partment managers at Wrights SUM,
says Ralney's African Hunt Pictures,
which are to pe seen at the Orpheum
tonight, aro the most remarkable
moving pictures ever made
"During ray last visit to New York."
says Mr. Foulger. "I saw the African
Hunt pictures advertised. As I had
spent 6omo time in tho Interior of
Africa, I decided to see them It was
just like being in tho interior of the
African Jungle. The pictures these
people show of tho wild animals of
the jungle nre truly marvelous. Oae
picture in particular which remains
fresh in my memory is one taken at
the drinking place. Here tho cleverly
concealed machine photographed the
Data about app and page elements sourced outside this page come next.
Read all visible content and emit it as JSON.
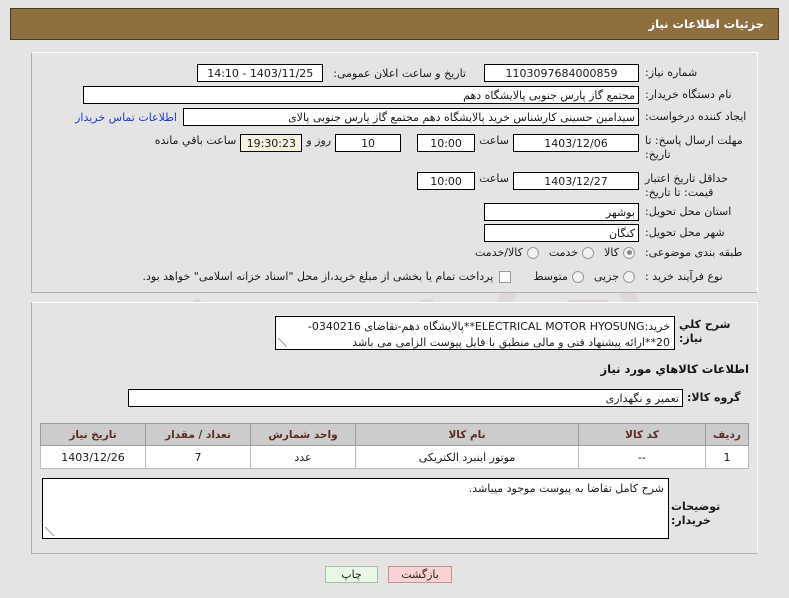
{
  "header": {
    "title": "جزئیات اطلاعات نیاز"
  },
  "form": {
    "need_number": {
      "label": "شماره نیاز:",
      "value": "1103097684000859"
    },
    "public_announce": {
      "label": "تاریخ و ساعت اعلان عمومی:",
      "value": "1403/11/25 - 14:10"
    },
    "buyer_org": {
      "label": "نام دستگاه خریدار:",
      "value": "مجتمع گاز پارس جنوبی  پالایشگاه دهم"
    },
    "requester": {
      "label": "ایجاد کننده درخواست:",
      "value": "سیدامین حسینی کارشناس خرید پالایشگاه دهم  مجتمع گاز پارس جنوبی  پالای",
      "link": "اطلاعات تماس خریدار"
    },
    "reply_deadline": {
      "label": "مهلت ارسال پاسخ: تا تاریخ:",
      "date": "1403/12/06",
      "time_label": "ساعت",
      "time": "10:00",
      "days": "10",
      "days_label": "روز و",
      "countdown": "19:30:23",
      "countdown_label": "ساعت باقي مانده"
    },
    "price_validity": {
      "label": "حداقل تاریخ اعتبار قیمت: تا تاریخ:",
      "date": "1403/12/27",
      "time_label": "ساعت",
      "time": "10:00"
    },
    "province": {
      "label": "استان محل تحویل:",
      "value": "بوشهر"
    },
    "city": {
      "label": "شهر محل تحویل:",
      "value": "کنگان"
    },
    "subject_class": {
      "label": "طبقه بندی موضوعی:",
      "options": [
        {
          "label": "کالا",
          "selected": true
        },
        {
          "label": "خدمت",
          "selected": false
        },
        {
          "label": "کالا/خدمت",
          "selected": false
        }
      ]
    },
    "process_type": {
      "label": "نوع فرآیند خرید :",
      "options": [
        {
          "label": "جزیی",
          "selected": false
        },
        {
          "label": "متوسط",
          "selected": false
        }
      ],
      "checkbox": {
        "label": "پرداخت تمام یا بخشی از مبلغ خرید،از محل \"اسناد خزانه اسلامی\" خواهد بود.",
        "checked": false
      }
    }
  },
  "description": {
    "label": "شرح كلي نياز:",
    "value": "خرید:ELECTRICAL MOTOR HYOSUNG**پالایشگاه دهم-تقاضای 0340216-20**ارائه پیشنهاد فنی و مالی منطبق با فایل پیوست الزامی می باشد"
  },
  "goods_section": {
    "heading": "اطلاعات كالاهاي مورد نياز",
    "group": {
      "label": "گروه کالا:",
      "value": "تعمیر و نگهداری"
    },
    "table": {
      "headers": [
        "ردیف",
        "کد کالا",
        "نام کالا",
        "واحد شمارش",
        "تعداد / مقدار",
        "تاریخ نیاز"
      ],
      "rows": [
        [
          "1",
          "--",
          "موتور اینبرد الکتریکی",
          "عدد",
          "7",
          "1403/12/26"
        ]
      ]
    }
  },
  "buyer_notes": {
    "label": "توضیحات خریدار:",
    "value": "شرح کامل تقاضا به پیوست موجود میباشد."
  },
  "buttons": {
    "back": "بازگشت",
    "print": "چاپ"
  },
  "watermark": {
    "text": "irantender.net"
  },
  "colors": {
    "header_bg": "#8e6f40",
    "page_bg": "#e4e4e4",
    "link": "#1642c8",
    "table_header_bg": "#cccccc",
    "table_header_text": "#5d2b22",
    "btn_back_bg": "#fbd2d2",
    "btn_print_bg": "#e9f7e6",
    "countdown_bg": "#f5f3df"
  }
}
animals as thoy come for water. One
old giraffe hears tho 'click' of the
moving picture machine, and n look
of alarm Is clearly shown as he
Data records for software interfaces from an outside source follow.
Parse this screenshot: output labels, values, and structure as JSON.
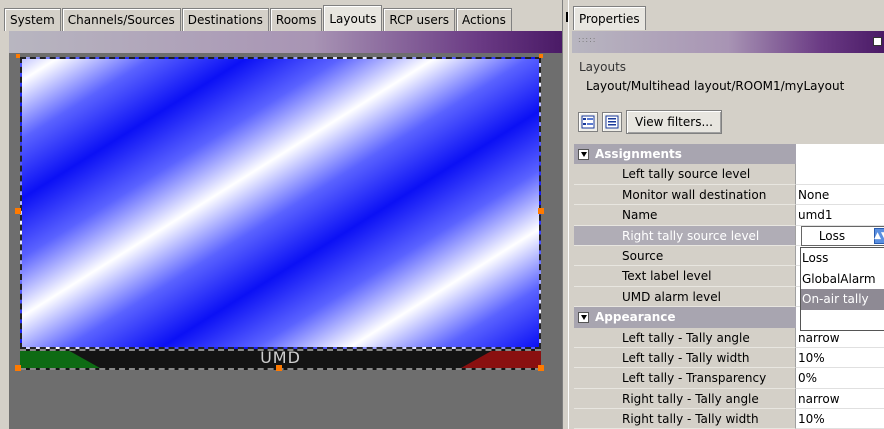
{
  "tabs": [
    {
      "label": "System"
    },
    {
      "label": "Channels/Sources"
    },
    {
      "label": "Destinations"
    },
    {
      "label": "Rooms"
    },
    {
      "label": "Layouts"
    },
    {
      "label": "RCP users"
    },
    {
      "label": "Actions"
    }
  ],
  "active_tab": "Layouts",
  "canvas": {
    "umd_label": "UMD"
  },
  "properties": {
    "tab_label": "Properties",
    "section_label": "Layouts",
    "path": "Layout/Multihead layout/ROOM1/myLayout",
    "view_filters_label": "View filters...",
    "assignments": {
      "label": "Assignments",
      "rows": [
        {
          "name": "Left tally source level",
          "value": ""
        },
        {
          "name": "Monitor wall destination",
          "value": "None"
        },
        {
          "name": "Name",
          "value": "umd1"
        },
        {
          "name": "Right tally source level",
          "value": "Loss"
        },
        {
          "name": "Source",
          "value": ""
        },
        {
          "name": "Text label level",
          "value": ""
        },
        {
          "name": "UMD alarm level",
          "value": ""
        }
      ]
    },
    "appearance": {
      "label": "Appearance",
      "rows": [
        {
          "name": "Left tally - Tally angle",
          "value": "narrow"
        },
        {
          "name": "Left tally - Tally width",
          "value": "10%"
        },
        {
          "name": "Left tally - Transparency",
          "value": "0%"
        },
        {
          "name": "Right tally - Tally angle",
          "value": "narrow"
        },
        {
          "name": "Right tally - Tally width",
          "value": "10%"
        }
      ]
    },
    "dropdown": {
      "selected": "Loss",
      "options": [
        "Loss",
        "GlobalAlarm",
        "On-air tally"
      ],
      "highlighted": "On-air tally"
    }
  }
}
cranes his long neck and loolts for
the cause of tho noise."
The pictures are to bo seen In the
Orpheum tonight. (Advertisement)
no
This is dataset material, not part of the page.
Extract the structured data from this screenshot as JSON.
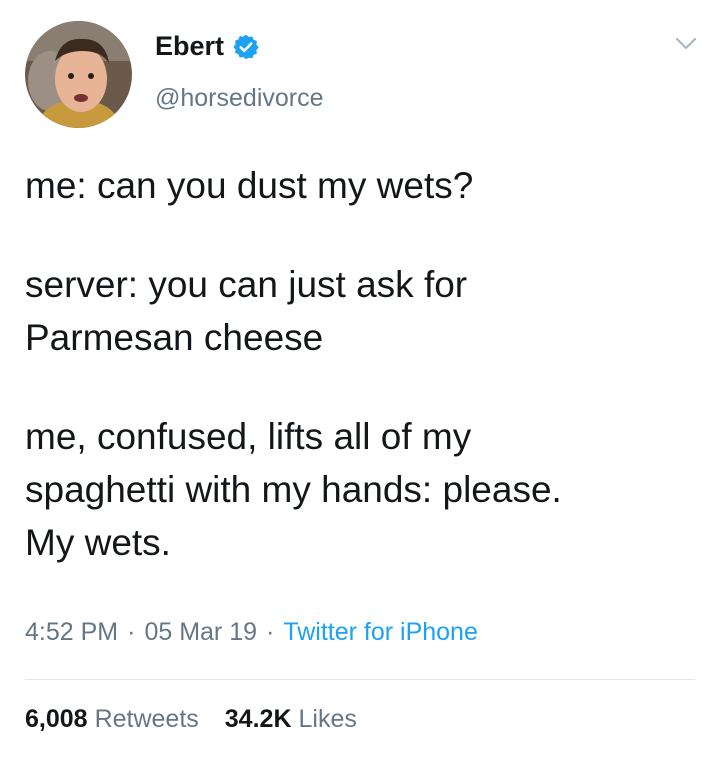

FINAL APPEAL IS
SENT TO COAST
Los Angeles, Nov, 4. Coloqel
Roosevelt sent a final appeal today
to the voters of California. Dated
Oyster Bay, the message was received
at Progressive headquarters. The
message says in part:
"California has taken the lead In
the Progressive movement during the
last two years and I now hopo and
expect that It will take tho lend in
bringing the movement to triumph in
the nation an a whole.
"I appeal to the men and women of
California without regard to their past
political affiliations to stand with the
Progressive pnrty in this fight be
cause it is a fight for the fundamental
of decency and honesty, and we should
be supported by every clear-sighted
Xcnd UPrlSbt clUzcn I"
"With Governor Johnson as vice
president presiding over the Unltmi
States benato the people of thi8 coun-
trj- would at loast be certain that the
senate would not net adversely to
People of Ogden, if you want a square deal on
taxes, vote for Colonel Roosevelt and the whole'
Progressive ticket. Just pull the Moose head I
lever on the machine and do no more. j
Sladc's Al
Transfer I .
phone 321. 408 25th Stree'. I
We have the largest van 'n tnn m
city. Quick service. Moving, chip-
ping and handling pianos. Prompt
freight deliveries. Furniture mov-
Ing a specialty. Storage at reason-
able rates. I
! CLARA BERGES 1 '
Private Hospital I I I
IDEAL SITUATION 1 I
t EXPERT ATTENDANCE 1 1
I 84 23rc? St. P". no U63 ffi J I
ffl Medical. Surgical and Obstel. 1
B rical Cases Taken. Zj
Imnna gafe I
I 322 Twenty-fifth St. 1
Jj Special Dinner 25 j H
I Lunch from 11 a. m. to 4 p. m. 'A W
$. Dinner from 4 to 8 p. m. jjy .
h '-co and Foon, Managers 0 ' I '
Billiken
Housecleaning Company E
HOUSFCLEANING IN ALU ITS .
BRA.'JCHES. Wallpaper cleaning l
Icalsojulning, painting, upholster- I
ing. furnituro repairing hy expert ..
workmen. Charges reasonable. -1
Residence 2223 Waahlngtcn. Phono fj
22S9-.M. M v
Omce. Phone 134 l-J. j Br-
P CARPENTERS, ATTENTION. 1 14
U All sizes. g M J
3 The Big Cut Co-op Overalls. ( 1
3 N. O. OGDEN CO. ,Wr
1 236 25th St. g iTllll
K)
Palace Cafe ,
Special Sinner . . 25c I
Lunch from 11 a, m, to 4 p. m. zf
Dinner from 4 p. m. to t p. rn.
TOM HOY, Mgr. 284 Z5th St. r
f
their interests without being called to
sharp account."
nn
BRING BODIES OF
SLAIN SOLDIERS S
San Francisco, Nov. 4 Tho Pacific
mall liner San Juan is in port here
today with the bodies of seven men T
of the United States navy who wero
killed in the revolution In Nicaragua '
a month ago. Three were killed i.'i
the engagement of Barranca hill, and
four were boloed in Leon. The lod- -
Ios are of Charles H Durham, Junc
tion City, Kentucky; Clarence H. Mc
Glll, Portland, Me.. Harry Pollard.
Med way, Mass: Ralph B. Bohbett.
NTovada City, Cal., all marine corps
men; R G. Morgan, turret captain.
U. S. S. Colorado, Los Angeles; B. H.
Bourgels, able seaman, U. S. S. Colo
rado, Boerne, Tex.; John Bartel, able
seaman U S. S. Colorado.
Reports at Corlnto. when the San
Juan left that -port three weeks ago,
were that the revolution practically
was crushed, and that the six United
States war vessols would return north
In about a month. It was said that M f
marines would remain In Nicaragua QQ A
about a month
BIWBraaiiBWWHllBIBill 'j
OUTDOOR MEN
strong, strenuous, healthy I
men who know no fatigue, vng
swear by the g ' 5!
They give proper support 1 jl
to the foot, yet do not bind J ,JB
it, and selected materials aJM
and careful workmanship jji'-aB
make them ig - tttjfTCw
weather resist- m jtg S J
"I. L CLARK & 'W '
SONS CO. j I
1 si
' a

xml | txt